This makes it necessary, in the case of competitions, the subdivision into classes, in order to have homogeneous group performances. Today there are 6 classes, in which common parameters are defined. The “Club” class is formed by non- recent generation gliders with “efficiency” between 35 and 40. A retractable landing gear is allowed, but no addition of water in the ballast to fligh faster. The “Standard” class includes gliders with a wingspan of 15 meters, fixed profile, retractable landing gear and water ballast allowed. The efficiency is between 40 and 43. The “Race” class is characterized by a wingspan of 15 meters, has a variable profile: it has flaps that allow a slower spiral in flight and a faster flight. The landing gear is retractable and water in ballasts is allowed. The efficiency is between 43 and 45. The “18 meters” class differs from the “racing” only in the wingspan which is 18 meters. Efficiency is between 48 and 50. The “Open” class has no restriction of any kind, and the wingspan can be between 20 and 30 meters. These are gliders that reach the highest ratios between height and glide path, normally higher than 50 and, in newer ones, more than 60. Four years ago a new class was created: the “World class” in which all the gliders are the same and have the same weight at take-off: lighter pilots are forced to load weights fixed lead to compemnsate the difference with the heavier ones.
The FAI (Fédération Aéronautique International http://www.fai.org/) has defined a series of tests to qualify the experience of the pilots and the Gliding licence. These tests can be summarized as follows: 1. Licence and silver badge for the pilot who has achieved the following objectives in only two flights: 1st flight: –5 consecutive hours calculated starting from the release altitude 2nd flight: – Flight of at least 50 km with an elevation gain from the lowest point of at least 1000 meters (the release should be performed at a maximum altitude of 500 meters above the starting point).
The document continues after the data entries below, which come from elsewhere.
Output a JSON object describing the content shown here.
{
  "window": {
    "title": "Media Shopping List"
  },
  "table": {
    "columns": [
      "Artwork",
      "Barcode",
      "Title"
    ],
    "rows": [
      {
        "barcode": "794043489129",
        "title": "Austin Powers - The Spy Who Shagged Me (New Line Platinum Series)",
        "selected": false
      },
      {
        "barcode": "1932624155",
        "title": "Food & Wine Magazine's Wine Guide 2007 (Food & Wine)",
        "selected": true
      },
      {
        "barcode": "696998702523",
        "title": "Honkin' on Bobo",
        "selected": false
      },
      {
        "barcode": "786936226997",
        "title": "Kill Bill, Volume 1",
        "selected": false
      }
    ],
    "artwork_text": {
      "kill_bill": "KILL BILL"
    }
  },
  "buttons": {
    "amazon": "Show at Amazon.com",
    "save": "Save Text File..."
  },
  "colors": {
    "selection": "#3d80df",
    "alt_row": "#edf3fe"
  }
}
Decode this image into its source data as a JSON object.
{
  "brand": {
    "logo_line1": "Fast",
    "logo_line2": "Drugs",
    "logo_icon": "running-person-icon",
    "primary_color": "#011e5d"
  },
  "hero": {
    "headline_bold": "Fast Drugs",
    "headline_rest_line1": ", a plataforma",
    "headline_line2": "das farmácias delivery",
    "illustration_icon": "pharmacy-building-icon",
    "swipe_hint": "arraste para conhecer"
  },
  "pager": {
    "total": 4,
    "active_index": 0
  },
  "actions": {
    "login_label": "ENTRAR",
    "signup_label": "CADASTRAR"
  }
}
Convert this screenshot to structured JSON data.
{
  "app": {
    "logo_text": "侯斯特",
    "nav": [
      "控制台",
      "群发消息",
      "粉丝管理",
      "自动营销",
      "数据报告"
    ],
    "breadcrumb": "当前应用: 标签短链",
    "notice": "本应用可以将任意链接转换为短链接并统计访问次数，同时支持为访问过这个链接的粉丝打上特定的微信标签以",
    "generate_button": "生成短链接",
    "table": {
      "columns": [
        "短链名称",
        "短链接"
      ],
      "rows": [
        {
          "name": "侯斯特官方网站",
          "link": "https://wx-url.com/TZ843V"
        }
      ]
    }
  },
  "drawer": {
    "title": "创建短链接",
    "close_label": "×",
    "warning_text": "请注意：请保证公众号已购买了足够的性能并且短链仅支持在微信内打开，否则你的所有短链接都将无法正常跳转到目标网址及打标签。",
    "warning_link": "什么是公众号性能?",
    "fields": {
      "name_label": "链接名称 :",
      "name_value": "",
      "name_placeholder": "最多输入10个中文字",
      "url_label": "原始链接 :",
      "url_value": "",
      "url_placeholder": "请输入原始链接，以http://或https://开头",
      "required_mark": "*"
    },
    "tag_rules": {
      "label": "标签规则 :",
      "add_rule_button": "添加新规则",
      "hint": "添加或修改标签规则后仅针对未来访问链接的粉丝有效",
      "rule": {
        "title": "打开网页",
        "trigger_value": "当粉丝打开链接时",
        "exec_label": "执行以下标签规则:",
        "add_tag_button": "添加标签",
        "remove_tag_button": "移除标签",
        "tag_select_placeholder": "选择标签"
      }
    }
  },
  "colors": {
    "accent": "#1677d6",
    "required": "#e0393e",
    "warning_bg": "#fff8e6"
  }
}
Licence with gold badge for the pilot that has already achieved the silver badge, has subsequently achieved the following objectives within one or two flights: 1st: – flight of 300 km around 4 geographic points set up before takeoff. 2nd: Gain of height of at least 3000 meters. Gold badges can be added with diamonds, achieving each of the following objectives: 1st: – flight of 300 km around 3 geographical points set up before takeoff. 2nd: Gain of height of at least 5000 meters 3rd: – execution of a course of 500 km around 3 geographical points set up before takeoff. To finish I would like to extend an invitation to comeand visit our our fields, to see with your eyes these wonderful machines that enable man to fulfill one of his greatest dreams: flying! Yes, flying in the silence and trying to “do with the help of reason what birds do with their instinct”.